ENTRY 135: Outcaste
Formal castes are often considered a relic of an unhappy past to most transhumans; a remnant of bronze age societies carried forward hundreds or thousands of years after they had served their original purpose. The truth is perhaps more complex, and individual egos are so bound up in social and ethnic identities that even in contemporary times some fragment of caste-mentality may exist—the Brahmins of New Varanasi, for example, or the subtle distinctions still maintained in Barsoomian society from when the rusters suffered under indentured servitude. Overall the caste systems of old Earth have slowly lost their grip on transhuman society, in no small part because the differences in education and relative wealth have grown smaller thanks to the Mesh and makers. The vast majority of transhumans are outcaste, completely removed from the ever-shrinking social stratification practiced by the remaining few traditionalists.

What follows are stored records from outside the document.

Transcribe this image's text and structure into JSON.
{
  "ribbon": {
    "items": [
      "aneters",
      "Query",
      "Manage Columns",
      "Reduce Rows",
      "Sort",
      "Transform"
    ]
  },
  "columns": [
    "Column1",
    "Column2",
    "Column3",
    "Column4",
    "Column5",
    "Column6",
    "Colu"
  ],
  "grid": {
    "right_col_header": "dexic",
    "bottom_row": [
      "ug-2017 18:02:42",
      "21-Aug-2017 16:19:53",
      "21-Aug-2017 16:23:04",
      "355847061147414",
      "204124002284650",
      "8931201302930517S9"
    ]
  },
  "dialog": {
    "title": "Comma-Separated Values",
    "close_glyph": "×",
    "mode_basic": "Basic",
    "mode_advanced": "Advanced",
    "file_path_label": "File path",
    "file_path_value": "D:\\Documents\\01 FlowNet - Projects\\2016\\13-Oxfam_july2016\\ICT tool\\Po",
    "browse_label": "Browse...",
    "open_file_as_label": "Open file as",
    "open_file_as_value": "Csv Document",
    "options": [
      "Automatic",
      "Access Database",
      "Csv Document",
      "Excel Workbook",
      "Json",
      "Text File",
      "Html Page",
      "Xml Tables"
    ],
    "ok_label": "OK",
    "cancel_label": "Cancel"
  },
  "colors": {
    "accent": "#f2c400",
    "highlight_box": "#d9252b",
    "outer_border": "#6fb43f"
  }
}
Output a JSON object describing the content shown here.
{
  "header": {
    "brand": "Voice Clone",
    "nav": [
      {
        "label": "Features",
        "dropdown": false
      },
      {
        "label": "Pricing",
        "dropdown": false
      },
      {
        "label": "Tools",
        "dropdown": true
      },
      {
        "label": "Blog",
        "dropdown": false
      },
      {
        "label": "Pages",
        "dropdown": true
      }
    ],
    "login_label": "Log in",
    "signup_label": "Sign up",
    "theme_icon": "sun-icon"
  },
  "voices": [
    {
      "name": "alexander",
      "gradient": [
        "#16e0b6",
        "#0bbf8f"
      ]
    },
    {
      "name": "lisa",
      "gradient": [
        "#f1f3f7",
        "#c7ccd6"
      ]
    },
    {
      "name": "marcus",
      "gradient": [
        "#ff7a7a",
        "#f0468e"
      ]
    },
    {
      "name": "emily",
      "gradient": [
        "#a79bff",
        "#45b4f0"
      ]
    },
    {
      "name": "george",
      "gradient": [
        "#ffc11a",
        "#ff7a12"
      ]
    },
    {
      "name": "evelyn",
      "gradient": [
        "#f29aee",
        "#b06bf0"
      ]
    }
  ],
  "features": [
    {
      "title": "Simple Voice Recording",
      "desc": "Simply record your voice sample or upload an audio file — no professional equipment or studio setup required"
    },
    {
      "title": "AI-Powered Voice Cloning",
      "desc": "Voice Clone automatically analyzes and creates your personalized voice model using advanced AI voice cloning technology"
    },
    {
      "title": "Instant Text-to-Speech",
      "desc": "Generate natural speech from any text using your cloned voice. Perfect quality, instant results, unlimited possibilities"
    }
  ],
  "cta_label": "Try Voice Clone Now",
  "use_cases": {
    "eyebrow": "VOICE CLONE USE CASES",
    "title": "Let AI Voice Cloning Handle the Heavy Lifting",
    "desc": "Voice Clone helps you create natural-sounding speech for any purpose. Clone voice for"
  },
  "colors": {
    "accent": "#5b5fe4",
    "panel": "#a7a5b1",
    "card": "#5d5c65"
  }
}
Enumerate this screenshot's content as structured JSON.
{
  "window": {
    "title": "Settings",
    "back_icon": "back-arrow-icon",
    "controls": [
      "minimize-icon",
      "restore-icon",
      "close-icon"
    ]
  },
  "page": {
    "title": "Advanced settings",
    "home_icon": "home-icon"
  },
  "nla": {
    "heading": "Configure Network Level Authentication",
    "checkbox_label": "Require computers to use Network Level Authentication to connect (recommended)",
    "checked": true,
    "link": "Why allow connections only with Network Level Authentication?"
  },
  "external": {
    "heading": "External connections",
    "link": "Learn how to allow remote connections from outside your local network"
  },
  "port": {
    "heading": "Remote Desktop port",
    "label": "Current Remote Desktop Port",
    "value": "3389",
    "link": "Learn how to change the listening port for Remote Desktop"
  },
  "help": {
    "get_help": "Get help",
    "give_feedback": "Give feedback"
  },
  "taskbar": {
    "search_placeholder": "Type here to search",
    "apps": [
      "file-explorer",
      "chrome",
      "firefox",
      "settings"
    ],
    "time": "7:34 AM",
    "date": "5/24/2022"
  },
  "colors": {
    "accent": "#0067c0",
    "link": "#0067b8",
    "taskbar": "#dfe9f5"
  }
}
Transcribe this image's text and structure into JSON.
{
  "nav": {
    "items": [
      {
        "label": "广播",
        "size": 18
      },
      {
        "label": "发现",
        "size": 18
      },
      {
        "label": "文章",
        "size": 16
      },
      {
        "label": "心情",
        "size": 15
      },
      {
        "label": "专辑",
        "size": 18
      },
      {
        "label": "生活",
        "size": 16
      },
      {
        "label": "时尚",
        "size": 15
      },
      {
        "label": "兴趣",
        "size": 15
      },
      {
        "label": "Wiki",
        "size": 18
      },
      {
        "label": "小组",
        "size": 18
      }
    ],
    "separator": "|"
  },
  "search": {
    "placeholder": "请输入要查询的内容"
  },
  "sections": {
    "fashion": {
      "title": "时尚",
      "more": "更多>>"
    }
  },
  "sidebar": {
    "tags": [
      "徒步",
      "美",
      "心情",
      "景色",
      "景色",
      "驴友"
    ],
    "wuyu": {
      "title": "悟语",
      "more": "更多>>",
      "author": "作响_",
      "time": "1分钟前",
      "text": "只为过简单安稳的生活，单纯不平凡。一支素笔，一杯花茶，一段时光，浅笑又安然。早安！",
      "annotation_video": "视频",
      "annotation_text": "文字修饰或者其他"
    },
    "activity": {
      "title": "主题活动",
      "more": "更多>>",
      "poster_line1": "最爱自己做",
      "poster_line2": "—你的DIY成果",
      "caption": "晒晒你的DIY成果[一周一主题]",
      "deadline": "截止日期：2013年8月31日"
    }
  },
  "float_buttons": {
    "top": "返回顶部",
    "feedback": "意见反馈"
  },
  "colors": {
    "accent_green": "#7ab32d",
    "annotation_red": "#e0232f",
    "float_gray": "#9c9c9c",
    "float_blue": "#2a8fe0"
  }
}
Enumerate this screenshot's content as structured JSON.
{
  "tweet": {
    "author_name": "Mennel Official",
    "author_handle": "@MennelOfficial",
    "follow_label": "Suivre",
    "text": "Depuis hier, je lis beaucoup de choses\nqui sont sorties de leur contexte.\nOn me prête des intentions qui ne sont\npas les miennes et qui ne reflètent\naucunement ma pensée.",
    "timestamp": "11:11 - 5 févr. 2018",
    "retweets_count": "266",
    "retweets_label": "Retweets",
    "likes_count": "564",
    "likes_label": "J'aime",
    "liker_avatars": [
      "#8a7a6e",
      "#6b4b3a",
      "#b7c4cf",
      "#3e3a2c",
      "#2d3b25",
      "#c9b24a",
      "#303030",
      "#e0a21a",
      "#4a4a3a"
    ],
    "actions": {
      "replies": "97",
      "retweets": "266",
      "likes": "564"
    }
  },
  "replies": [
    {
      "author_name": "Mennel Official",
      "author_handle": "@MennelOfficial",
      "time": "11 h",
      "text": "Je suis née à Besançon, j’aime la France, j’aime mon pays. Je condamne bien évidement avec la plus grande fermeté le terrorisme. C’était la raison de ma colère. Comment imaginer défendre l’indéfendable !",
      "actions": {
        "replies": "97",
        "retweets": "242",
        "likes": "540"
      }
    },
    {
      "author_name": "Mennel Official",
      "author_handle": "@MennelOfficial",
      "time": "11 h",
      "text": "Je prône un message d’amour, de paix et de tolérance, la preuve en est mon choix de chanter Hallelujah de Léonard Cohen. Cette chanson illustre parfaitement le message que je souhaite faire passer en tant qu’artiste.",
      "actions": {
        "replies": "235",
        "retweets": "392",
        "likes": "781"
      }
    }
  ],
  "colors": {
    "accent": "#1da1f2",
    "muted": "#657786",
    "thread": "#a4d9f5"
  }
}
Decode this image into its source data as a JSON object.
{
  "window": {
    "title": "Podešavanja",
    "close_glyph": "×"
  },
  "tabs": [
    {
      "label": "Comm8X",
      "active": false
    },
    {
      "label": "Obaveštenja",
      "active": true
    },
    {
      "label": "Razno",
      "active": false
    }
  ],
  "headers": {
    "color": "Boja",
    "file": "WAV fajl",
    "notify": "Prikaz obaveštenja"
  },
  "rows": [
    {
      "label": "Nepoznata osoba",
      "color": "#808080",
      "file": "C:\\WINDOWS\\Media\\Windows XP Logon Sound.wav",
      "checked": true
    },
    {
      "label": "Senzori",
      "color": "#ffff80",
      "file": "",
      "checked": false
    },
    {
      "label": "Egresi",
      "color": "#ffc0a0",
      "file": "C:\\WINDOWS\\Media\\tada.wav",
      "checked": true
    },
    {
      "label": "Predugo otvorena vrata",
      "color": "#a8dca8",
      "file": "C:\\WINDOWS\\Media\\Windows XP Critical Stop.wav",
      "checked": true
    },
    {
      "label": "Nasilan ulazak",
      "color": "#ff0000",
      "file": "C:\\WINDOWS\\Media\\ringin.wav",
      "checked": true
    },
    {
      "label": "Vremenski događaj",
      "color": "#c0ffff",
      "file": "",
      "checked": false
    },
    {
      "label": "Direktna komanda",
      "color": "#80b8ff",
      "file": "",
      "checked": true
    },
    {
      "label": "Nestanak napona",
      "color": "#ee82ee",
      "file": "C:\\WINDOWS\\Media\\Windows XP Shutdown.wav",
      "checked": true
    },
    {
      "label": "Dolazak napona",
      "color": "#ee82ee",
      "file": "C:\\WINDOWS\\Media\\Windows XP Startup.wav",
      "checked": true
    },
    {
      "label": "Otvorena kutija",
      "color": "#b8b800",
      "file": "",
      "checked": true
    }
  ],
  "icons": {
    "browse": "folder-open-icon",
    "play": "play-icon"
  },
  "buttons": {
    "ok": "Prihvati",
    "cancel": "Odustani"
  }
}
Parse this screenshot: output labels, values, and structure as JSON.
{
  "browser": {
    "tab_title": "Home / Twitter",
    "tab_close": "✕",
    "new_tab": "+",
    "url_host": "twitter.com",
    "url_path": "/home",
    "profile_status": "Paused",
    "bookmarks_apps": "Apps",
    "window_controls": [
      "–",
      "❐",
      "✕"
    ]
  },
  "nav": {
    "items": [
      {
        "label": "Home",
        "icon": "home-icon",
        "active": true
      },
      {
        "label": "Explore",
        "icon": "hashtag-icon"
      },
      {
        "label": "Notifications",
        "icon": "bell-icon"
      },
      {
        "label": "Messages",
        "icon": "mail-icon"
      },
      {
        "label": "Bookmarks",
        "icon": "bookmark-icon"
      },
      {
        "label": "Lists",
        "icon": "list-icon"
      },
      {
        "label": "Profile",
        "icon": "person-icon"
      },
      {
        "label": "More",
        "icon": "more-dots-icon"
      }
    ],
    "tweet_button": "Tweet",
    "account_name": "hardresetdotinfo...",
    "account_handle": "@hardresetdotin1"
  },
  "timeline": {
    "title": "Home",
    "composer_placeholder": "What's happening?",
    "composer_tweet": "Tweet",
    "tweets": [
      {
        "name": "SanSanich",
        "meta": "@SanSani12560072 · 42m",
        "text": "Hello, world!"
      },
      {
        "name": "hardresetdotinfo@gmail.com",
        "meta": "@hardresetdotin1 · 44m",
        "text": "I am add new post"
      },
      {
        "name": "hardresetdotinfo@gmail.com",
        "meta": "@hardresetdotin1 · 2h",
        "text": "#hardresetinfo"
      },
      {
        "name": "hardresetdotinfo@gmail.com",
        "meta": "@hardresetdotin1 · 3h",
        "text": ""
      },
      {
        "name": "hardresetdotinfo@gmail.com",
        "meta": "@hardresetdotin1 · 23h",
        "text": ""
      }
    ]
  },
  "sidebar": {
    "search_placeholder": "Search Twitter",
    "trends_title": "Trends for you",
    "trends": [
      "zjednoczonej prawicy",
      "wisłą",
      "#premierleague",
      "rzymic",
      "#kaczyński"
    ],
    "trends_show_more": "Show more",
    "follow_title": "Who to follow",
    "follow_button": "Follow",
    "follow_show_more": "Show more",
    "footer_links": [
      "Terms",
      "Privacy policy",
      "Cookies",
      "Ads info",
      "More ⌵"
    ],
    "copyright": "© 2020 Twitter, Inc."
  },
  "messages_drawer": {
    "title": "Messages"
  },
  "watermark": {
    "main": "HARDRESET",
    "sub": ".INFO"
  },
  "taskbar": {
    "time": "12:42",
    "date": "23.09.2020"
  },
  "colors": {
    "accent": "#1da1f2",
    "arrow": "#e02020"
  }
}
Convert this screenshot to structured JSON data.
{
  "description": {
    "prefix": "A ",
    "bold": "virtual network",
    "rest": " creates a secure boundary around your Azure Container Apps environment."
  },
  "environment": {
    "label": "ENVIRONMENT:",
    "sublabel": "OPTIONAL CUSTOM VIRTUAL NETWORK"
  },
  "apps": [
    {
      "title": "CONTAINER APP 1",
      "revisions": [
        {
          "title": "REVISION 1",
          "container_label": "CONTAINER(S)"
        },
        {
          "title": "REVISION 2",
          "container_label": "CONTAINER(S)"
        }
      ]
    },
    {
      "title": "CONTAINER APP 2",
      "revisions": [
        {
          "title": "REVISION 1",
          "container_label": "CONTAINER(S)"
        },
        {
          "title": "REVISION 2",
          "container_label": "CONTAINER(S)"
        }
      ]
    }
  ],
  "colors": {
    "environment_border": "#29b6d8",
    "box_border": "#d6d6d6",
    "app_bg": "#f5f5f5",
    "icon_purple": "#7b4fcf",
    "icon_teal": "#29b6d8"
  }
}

But some ideas die hard. While most transhumans today no longer hold to the old taboos against handling the dead or dealing with refuse, there remains at least one force that the majority of transhumans are raised to fear and respect: radioactivity. Radioactive morphs, contaminated through accidental exposure, improper shielding and equipment, or simply long periods working in radioactive environments or with radioactive equipment, are effectively untouchable—a burden, expense, and danger to the community by their very presence. If the morph cannot be decontaminated cheaply or effectively, most egos abandon them, at the encouragement of the habitat authorities. Radioactive morphs are barred entry from most habitats, often on threat of ranged destruction. On Mars, rusters who worked with badly-shielded radioactive materials were ostracized rather than treated, forced to live and work separately from the other indentured servants, feared and hated less they contaminate others, prone to cancer and radiation burns. Many scumbarges likewise have large segments of untouchables, usually those forced by poverty or circumstance to spend too long near the engines, and in extreme cases entire vessels have been forbidden to dock at habitats because of the radiation danger.
Using the Outcaste
Social commentary has its place in games; the topics that stir up debate and emotions in the real world provide strong motivations to players and characters in the game as well. That said, it is also easy to offend people if these issues are handled poorly or blithely—racism and caste-discrimination are still with us today, and a game that makes light of the suffering and seriousness of those topics can cause a game-conflict to turn into a real-world conflict at the gaming table. Gamemasters or players that want to address these topics without offending people can do so by paralleling or satirizing the issue; consider the Star Trek episode “Let That Be Your Last Battlefield” as an example. In this case, the idea of the untouchable caste—a concept familiar in many societies, for a variety of reasons ranging from profession to sexual orientation—is married to the very real hazards of radiation. How the players and other characters react to the afflicted versus to how they are treated can provide a very strong dynamic for an adventure.